Exchanges, however, are not all equal. They can do users a great service by offering conversion directly from fiat into Lightning, bypassing the intervening step of a bitcoin wallet. Breez cooperates with FastBitcoins to give users a safe, easy, in-app means to acquire the bitcoin they need with the fiat they have.
Since Submarine Swaps allow users to move funds back and forth between the bitcoin mainnet the Lightning Network, they’re a convenient way to let users keep their wallets full of bitcoin. And with some canny design, the users won’t even know they’re doing it.
Challenge #7: Enabling Large Transactions

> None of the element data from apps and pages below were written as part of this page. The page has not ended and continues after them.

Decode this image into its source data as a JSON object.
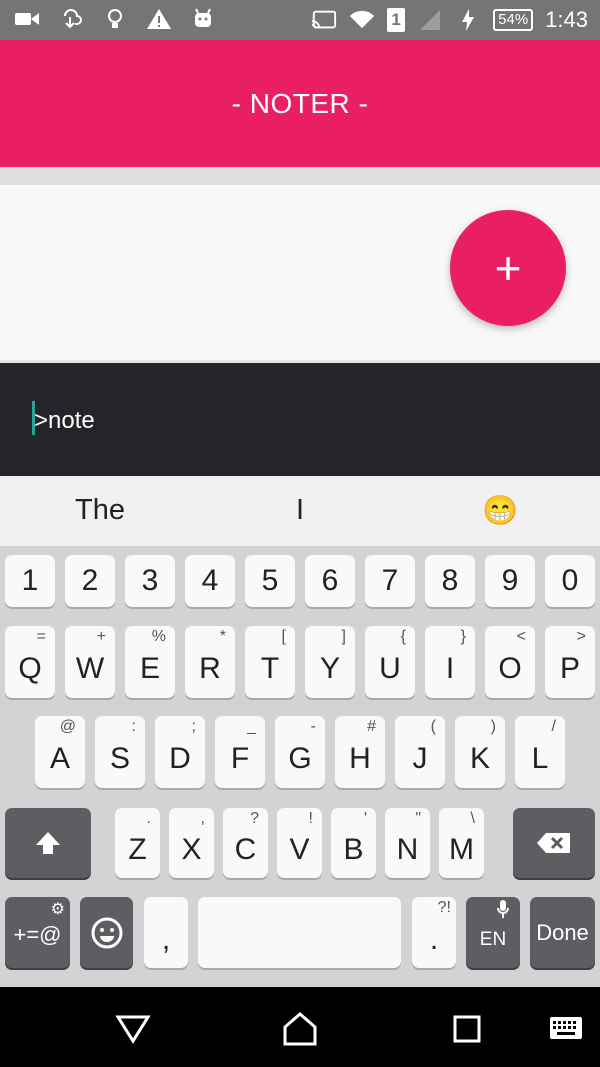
{
  "status_bar": {
    "time": "1:43",
    "battery": "54%",
    "sim": "1",
    "icons": [
      "video-icon",
      "download-icon",
      "bulb-icon",
      "warning-icon",
      "android-icon",
      "cast-icon",
      "wifi-icon",
      "signal-icon",
      "charging-icon"
    ]
  },
  "app": {
    "title": "- NOTER -",
    "accent": "#e91e63"
  },
  "fab": {
    "label": "+"
  },
  "input": {
    "value": ">note"
  },
  "suggestions": [
    "The",
    "I",
    "😁"
  ],
  "keyboard": {
    "numbers": [
      "1",
      "2",
      "3",
      "4",
      "5",
      "6",
      "7",
      "8",
      "9",
      "0"
    ],
    "row1": [
      {
        "k": "Q",
        "h": "="
      },
      {
        "k": "W",
        "h": "+"
      },
      {
        "k": "E",
        "h": "%"
      },
      {
        "k": "R",
        "h": "*"
      },
      {
        "k": "T",
        "h": "["
      },
      {
        "k": "Y",
        "h": "]"
      },
      {
        "k": "U",
        "h": "{"
      },
      {
        "k": "I",
        "h": "}"
      },
      {
        "k": "O",
        "h": "<"
      },
      {
        "k": "P",
        "h": ">"
      }
    ],
    "row2": [
      {
        "k": "A",
        "h": "@"
      },
      {
        "k": "S",
        "h": ":"
      },
      {
        "k": "D",
        "h": ";"
      },
      {
        "k": "F",
        "h": "_"
      },
      {
        "k": "G",
        "h": "-"
      },
      {
        "k": "H",
        "h": "#"
      },
      {
        "k": "J",
        "h": "("
      },
      {
        "k": "K",
        "h": ")"
      },
      {
        "k": "L",
        "h": "/"
      }
    ],
    "row3": [
      {
        "k": "Z",
        "h": "."
      },
      {
        "k": "X",
        "h": ","
      },
      {
        "k": "C",
        "h": "?"
      },
      {
        "k": "V",
        "h": "!"
      },
      {
        "k": "B",
        "h": "'"
      },
      {
        "k": "N",
        "h": "\""
      },
      {
        "k": "M",
        "h": "\\"
      }
    ],
    "symbols_label": "+=@",
    "comma": ",",
    "period": ".",
    "period_hint": "?!",
    "lang": "EN",
    "done": "Done"
  }
}
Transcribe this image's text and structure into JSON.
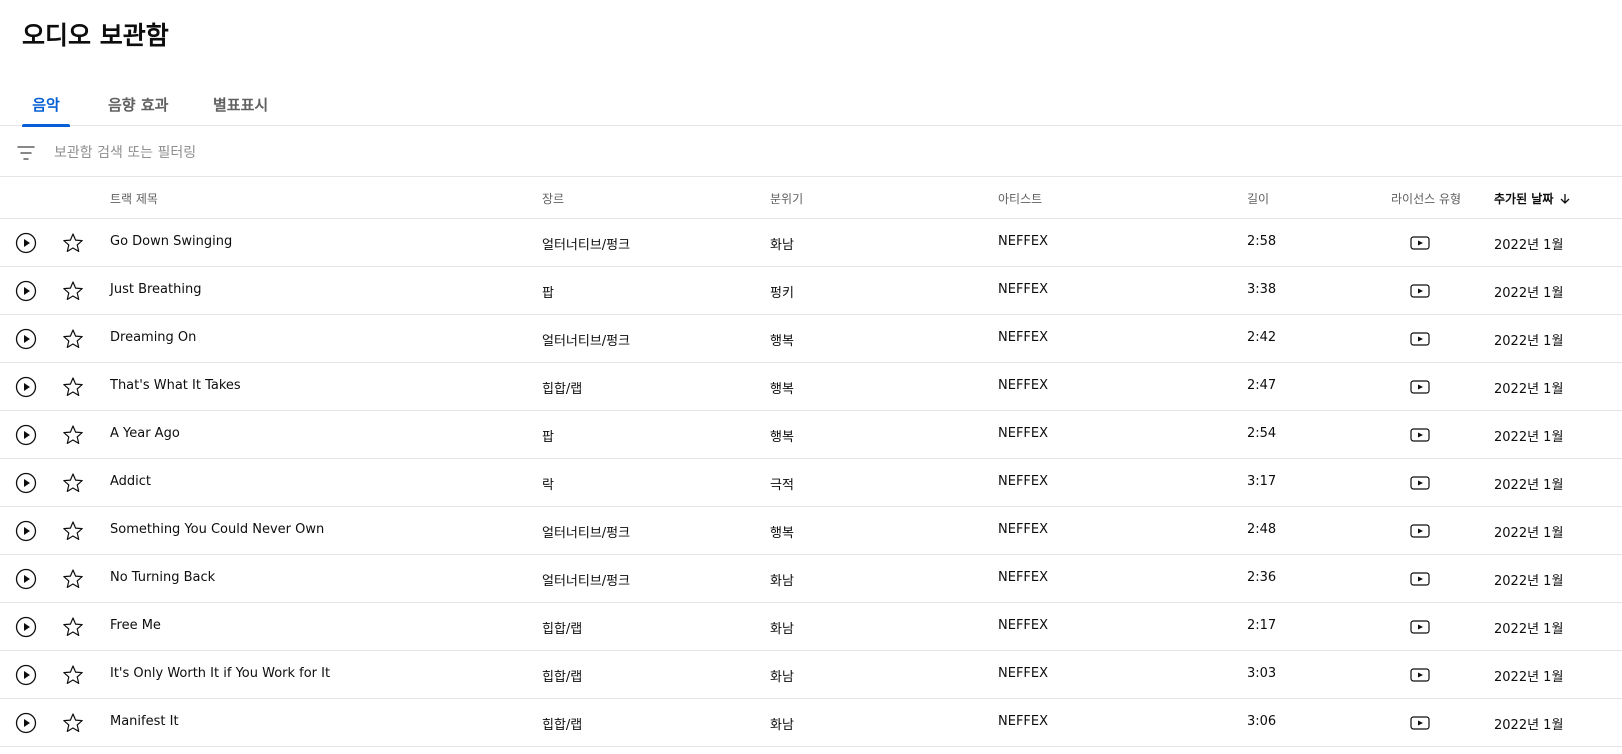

In order to transfer over a payment channel, a user has to commit funds to it. Since there is no overdraft, no transfer can exceed the amount of funds on the respective payment channel — in theory. Practically speaking, transaction size and channel capacity are two different measures, but the general rule applies that a user cannot shift more beads on a given abacus wire than the wire holds.
In practice, users will likely have their funds distributed across a number of payment channels. But a user might want to combine those amounts to transfer a large sum over a single channel. Users need to be able to shift their beads from one wire to another at will. Ideally, they would be able to ignore the underlying channel architecture entirely and just pay — pay whomever, whenever, and as much as they like.
A corollary of AMPs providing users with a single balance (see above) is that they could tap funds from all of a user’s various channels to enable whatever transfer the user wants.
Appropriately enough for a new technology, payment channels are limited to a maximum of 0.167 BTC as a security feature. Wumbo channels are one method proposed to relax that limit.
What’s wumbo? Patrick explains it best. It’s the opposite of “mini.” If the two nodes at either end of the channel agree to remove the limit, they create a wumbo channel. And thus begins the science and art of wumbology.
Splicing — especially combined with AMPs — could remove limits on channel capacity from users’ consciousness entirely. With splicing, a channel can be closed and a new channel can be opened, with funds being added or removed in the process, and all in a single transaction.
Channel capacity would remain a feature of the network, but it could be tailored to fit the current transaction. This feature would also effectively obscure any difference between the Lightning Network and the bitcoin main chain from a non-expert user’s perspective.
Mass Adoption Wasn’t Built in a Day (but maybe in a couple of decades??)
While fiat sets the UX standard bitcoin has to beat, it also has the benefit of centuries of practice. Bitcoin has come a long way in a short decade, and its inherent benefits mean that fiat’s days are numbered. Mass adoption has been three quarters away for years, but there is finally Lightning at the end of the tunnel.
The biggest and last remaining obstacle impeding bitcoin’s mass adoption is the UX. The Lightning Network is the second layer bitcoin has long needed, and the technologies we’ve outlined here give it the speed, economy, and intuitiveness that users need now. If habit is the only thing left that speaks in fiat’s favor, bitcoin wins by default.